- Assignment
Which lines of the entries contain the word "month"? Please list them.
Top of Dataset records
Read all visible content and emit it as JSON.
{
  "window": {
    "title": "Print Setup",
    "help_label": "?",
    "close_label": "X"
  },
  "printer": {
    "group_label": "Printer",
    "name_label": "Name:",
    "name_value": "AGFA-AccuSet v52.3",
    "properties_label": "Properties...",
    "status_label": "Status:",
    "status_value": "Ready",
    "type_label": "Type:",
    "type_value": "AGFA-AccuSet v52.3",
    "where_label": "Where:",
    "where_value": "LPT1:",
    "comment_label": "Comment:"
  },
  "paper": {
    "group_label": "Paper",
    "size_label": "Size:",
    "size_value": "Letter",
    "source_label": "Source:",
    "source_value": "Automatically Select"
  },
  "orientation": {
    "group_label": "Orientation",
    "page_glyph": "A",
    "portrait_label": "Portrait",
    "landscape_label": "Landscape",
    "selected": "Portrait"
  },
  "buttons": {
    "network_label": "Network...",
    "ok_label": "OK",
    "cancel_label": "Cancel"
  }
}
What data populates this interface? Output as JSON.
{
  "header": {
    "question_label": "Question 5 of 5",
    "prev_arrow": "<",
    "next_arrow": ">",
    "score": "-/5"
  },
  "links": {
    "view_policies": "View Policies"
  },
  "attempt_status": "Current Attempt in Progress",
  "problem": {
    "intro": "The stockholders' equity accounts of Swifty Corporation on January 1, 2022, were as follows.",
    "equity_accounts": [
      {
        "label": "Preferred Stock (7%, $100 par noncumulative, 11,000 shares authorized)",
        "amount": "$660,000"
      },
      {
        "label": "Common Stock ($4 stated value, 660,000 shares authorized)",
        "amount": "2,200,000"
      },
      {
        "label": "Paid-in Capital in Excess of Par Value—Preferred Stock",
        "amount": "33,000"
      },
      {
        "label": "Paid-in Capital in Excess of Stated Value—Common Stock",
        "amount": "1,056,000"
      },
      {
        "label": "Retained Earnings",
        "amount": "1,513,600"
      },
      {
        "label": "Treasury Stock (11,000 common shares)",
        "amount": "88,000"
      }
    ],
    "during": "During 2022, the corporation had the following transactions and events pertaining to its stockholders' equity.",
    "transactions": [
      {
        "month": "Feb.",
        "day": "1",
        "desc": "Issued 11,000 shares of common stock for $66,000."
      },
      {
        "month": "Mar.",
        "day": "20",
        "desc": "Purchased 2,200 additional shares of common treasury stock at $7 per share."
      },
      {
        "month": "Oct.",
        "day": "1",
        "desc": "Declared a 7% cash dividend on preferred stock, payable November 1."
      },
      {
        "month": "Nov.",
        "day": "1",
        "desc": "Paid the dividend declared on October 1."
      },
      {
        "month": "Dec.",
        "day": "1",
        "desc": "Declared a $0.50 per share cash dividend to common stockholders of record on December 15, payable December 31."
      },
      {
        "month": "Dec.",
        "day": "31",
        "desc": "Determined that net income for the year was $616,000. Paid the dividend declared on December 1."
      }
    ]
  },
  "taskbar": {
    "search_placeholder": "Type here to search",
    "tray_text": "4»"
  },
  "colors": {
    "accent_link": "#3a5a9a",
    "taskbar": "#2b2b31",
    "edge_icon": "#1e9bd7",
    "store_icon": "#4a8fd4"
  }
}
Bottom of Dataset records
- Response to this task
        "month": "Feb.",
        "month": "Mar.",
        "month": "Oct.",
        "month": "Nov.",
        "month": "Dec.",
        "month": "Dec.",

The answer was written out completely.